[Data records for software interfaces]
= Beginning of Section =
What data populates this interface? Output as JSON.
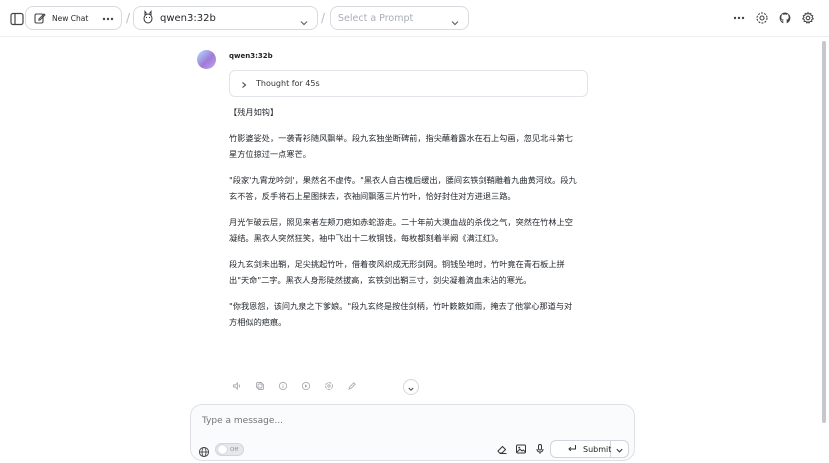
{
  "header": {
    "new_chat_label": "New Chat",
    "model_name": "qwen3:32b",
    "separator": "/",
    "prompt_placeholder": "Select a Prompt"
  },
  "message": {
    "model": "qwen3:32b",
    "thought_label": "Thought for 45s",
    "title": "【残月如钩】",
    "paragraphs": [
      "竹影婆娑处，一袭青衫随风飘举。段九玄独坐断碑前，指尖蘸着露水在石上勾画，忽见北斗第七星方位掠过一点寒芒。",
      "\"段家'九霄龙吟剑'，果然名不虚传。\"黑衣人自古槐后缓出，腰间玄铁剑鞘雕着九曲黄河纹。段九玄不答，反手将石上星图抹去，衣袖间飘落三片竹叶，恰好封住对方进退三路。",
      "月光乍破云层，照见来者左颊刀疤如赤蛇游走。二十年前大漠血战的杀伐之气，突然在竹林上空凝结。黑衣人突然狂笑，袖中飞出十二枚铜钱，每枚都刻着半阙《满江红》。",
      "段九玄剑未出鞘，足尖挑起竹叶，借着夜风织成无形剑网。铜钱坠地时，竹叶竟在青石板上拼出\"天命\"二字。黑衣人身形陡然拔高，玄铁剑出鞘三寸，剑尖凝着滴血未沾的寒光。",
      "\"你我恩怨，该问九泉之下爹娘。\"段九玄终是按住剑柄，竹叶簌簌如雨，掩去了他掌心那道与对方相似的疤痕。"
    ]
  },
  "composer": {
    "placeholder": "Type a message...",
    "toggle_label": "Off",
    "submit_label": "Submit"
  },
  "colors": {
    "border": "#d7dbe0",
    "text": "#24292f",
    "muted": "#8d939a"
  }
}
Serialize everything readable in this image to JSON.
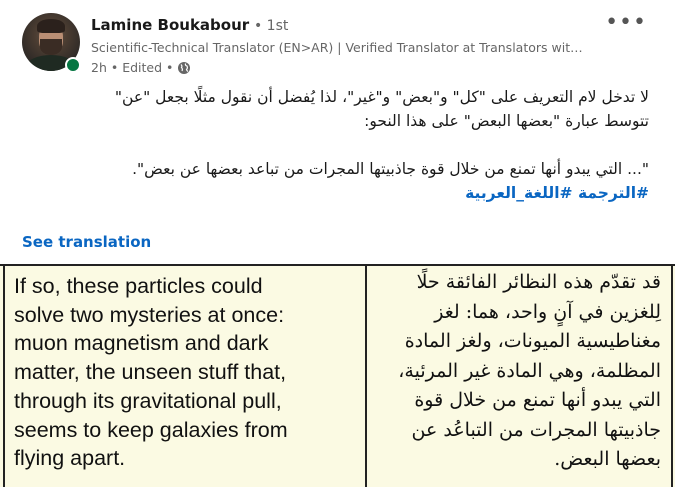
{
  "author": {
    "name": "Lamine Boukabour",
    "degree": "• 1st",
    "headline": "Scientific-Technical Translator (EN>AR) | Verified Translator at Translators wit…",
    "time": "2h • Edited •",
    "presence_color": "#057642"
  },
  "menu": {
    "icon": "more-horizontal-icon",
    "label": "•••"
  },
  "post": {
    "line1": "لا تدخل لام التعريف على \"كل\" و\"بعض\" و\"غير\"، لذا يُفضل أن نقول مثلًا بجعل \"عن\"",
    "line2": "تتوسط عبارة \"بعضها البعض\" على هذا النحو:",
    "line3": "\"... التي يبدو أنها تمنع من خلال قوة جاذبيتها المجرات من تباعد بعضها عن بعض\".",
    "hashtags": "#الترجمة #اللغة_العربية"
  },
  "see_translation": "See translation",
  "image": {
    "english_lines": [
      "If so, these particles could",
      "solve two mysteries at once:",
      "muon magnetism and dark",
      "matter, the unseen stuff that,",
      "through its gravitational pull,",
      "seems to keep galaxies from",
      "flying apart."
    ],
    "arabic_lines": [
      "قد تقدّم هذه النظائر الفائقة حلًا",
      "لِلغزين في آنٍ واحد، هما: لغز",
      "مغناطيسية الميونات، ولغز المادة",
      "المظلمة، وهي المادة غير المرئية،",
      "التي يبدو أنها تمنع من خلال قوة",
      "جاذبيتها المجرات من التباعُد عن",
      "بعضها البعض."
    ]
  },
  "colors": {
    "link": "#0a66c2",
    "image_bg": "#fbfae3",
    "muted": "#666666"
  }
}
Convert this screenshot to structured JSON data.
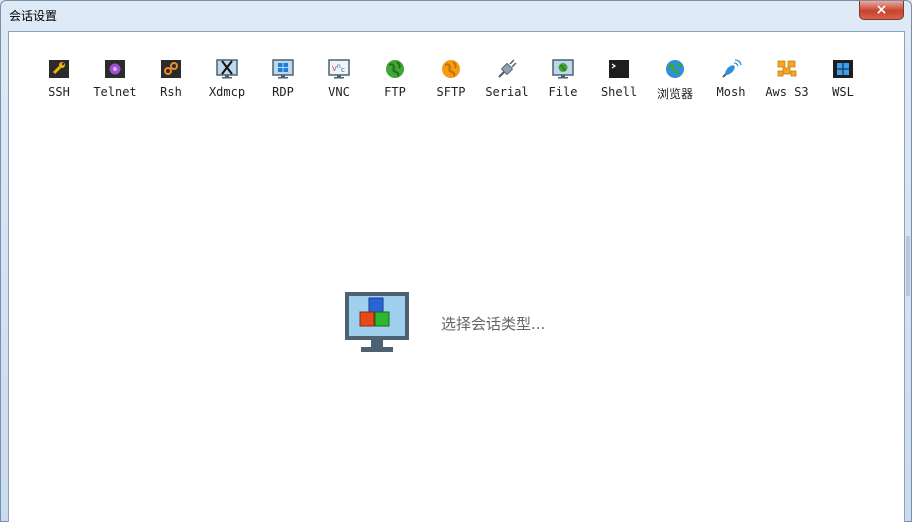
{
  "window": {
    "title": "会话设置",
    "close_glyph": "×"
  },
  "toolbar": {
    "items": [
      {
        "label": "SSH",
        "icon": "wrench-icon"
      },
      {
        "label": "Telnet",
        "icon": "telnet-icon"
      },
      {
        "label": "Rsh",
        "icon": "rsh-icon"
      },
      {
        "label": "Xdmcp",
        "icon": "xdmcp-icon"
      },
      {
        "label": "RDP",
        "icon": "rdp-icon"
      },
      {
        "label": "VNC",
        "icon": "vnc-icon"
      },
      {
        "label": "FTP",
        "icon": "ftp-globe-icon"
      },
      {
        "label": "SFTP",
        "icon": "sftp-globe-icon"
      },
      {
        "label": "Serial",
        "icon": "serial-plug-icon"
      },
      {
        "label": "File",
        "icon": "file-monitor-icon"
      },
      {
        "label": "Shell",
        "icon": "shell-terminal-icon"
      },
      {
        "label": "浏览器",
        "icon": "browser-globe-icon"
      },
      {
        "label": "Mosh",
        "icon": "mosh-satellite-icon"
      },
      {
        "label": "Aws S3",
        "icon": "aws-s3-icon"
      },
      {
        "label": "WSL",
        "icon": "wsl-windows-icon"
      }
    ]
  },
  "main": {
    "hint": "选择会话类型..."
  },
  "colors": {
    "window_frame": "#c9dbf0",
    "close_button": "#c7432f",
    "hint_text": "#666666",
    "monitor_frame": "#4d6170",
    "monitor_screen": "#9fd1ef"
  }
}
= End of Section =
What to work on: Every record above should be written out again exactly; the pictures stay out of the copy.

Finished exercise:
What data populates this interface? Output as JSON.
{
  "header": {
    "new_chat_label": "New Chat",
    "model_name": "qwen3:32b",
    "separator": "/",
    "prompt_placeholder": "Select a Prompt"
  },
  "message": {
    "model": "qwen3:32b",
    "thought_label": "Thought for 45s",
    "title": "【残月如钩】",
    "paragraphs": [
      "竹影婆娑处，一袭青衫随风飘举。段九玄独坐断碑前，指尖蘸着露水在石上勾画，忽见北斗第七星方位掠过一点寒芒。",
      "\"段家'九霄龙吟剑'，果然名不虚传。\"黑衣人自古槐后缓出，腰间玄铁剑鞘雕着九曲黄河纹。段九玄不答，反手将石上星图抹去，衣袖间飘落三片竹叶，恰好封住对方进退三路。",
      "月光乍破云层，照见来者左颊刀疤如赤蛇游走。二十年前大漠血战的杀伐之气，突然在竹林上空凝结。黑衣人突然狂笑，袖中飞出十二枚铜钱，每枚都刻着半阙《满江红》。",
      "段九玄剑未出鞘，足尖挑起竹叶，借着夜风织成无形剑网。铜钱坠地时，竹叶竟在青石板上拼出\"天命\"二字。黑衣人身形陡然拔高，玄铁剑出鞘三寸，剑尖凝着滴血未沾的寒光。",
      "\"你我恩怨，该问九泉之下爹娘。\"段九玄终是按住剑柄，竹叶簌簌如雨，掩去了他掌心那道与对方相似的疤痕。"
    ]
  },
  "composer": {
    "placeholder": "Type a message...",
    "toggle_label": "Off",
    "submit_label": "Submit"
  },
  "colors": {
    "border": "#d7dbe0",
    "text": "#24292f",
    "muted": "#8d939a"
  }
}
Serialize everything readable in this image to JSON.
{
  "author": {
    "name": "Lamine Boukabour",
    "degree": "• 1st",
    "headline": "Scientific-Technical Translator (EN>AR) | Verified Translator at Translators wit…",
    "time": "2h • Edited •",
    "presence_color": "#057642"
  },
  "menu": {
    "icon": "more-horizontal-icon",
    "label": "•••"
  },
  "post": {
    "line1": "لا تدخل لام التعريف على \"كل\" و\"بعض\" و\"غير\"، لذا يُفضل أن نقول مثلًا بجعل \"عن\"",
    "line2": "تتوسط عبارة \"بعضها البعض\" على هذا النحو:",
    "line3": "\"... التي يبدو أنها تمنع من خلال قوة جاذبيتها المجرات من تباعد بعضها عن بعض\".",
    "hashtags": "#الترجمة #اللغة_العربية"
  },
  "see_translation": "See translation",
  "image": {
    "english_lines": [
      "If so, these particles could",
      "solve two mysteries at once:",
      "muon magnetism and dark",
      "matter, the unseen stuff that,",
      "through its gravitational pull,",
      "seems to keep galaxies from",
      "flying apart."
    ],
    "arabic_lines": [
      "قد تقدّم هذه النظائر الفائقة حلًا",
      "لِلغزين في آنٍ واحد، هما: لغز",
      "مغناطيسية الميونات، ولغز المادة",
      "المظلمة، وهي المادة غير المرئية،",
      "التي يبدو أنها تمنع من خلال قوة",
      "جاذبيتها المجرات من التباعُد عن",
      "بعضها البعض."
    ]
  },
  "colors": {
    "link": "#0a66c2",
    "image_bg": "#fbfae3",
    "muted": "#666666"
  }
}
Convert this screenshot to structured JSON data.
{
  "window": {
    "title": "会话设置",
    "close_glyph": "×"
  },
  "toolbar": {
    "items": [
      {
        "label": "SSH",
        "icon": "wrench-icon"
      },
      {
        "label": "Telnet",
        "icon": "telnet-icon"
      },
      {
        "label": "Rsh",
        "icon": "rsh-icon"
      },
      {
        "label": "Xdmcp",
        "icon": "xdmcp-icon"
      },
      {
        "label": "RDP",
        "icon": "rdp-icon"
      },
      {
        "label": "VNC",
        "icon": "vnc-icon"
      },
      {
        "label": "FTP",
        "icon": "ftp-globe-icon"
      },
      {
        "label": "SFTP",
        "icon": "sftp-globe-icon"
      },
      {
        "label": "Serial",
        "icon": "serial-plug-icon"
      },
      {
        "label": "File",
        "icon": "file-monitor-icon"
      },
      {
        "label": "Shell",
        "icon": "shell-terminal-icon"
      },
      {
        "label": "浏览器",
        "icon": "browser-globe-icon"
      },
      {
        "label": "Mosh",
        "icon": "mosh-satellite-icon"
      },
      {
        "label": "Aws S3",
        "icon": "aws-s3-icon"
      },
      {
        "label": "WSL",
        "icon": "wsl-windows-icon"
      }
    ]
  },
  "main": {
    "hint": "选择会话类型..."
  },
  "colors": {
    "window_frame": "#c9dbf0",
    "close_button": "#c7432f",
    "hint_text": "#666666",
    "monitor_frame": "#4d6170",
    "monitor_screen": "#9fd1ef"
  }
}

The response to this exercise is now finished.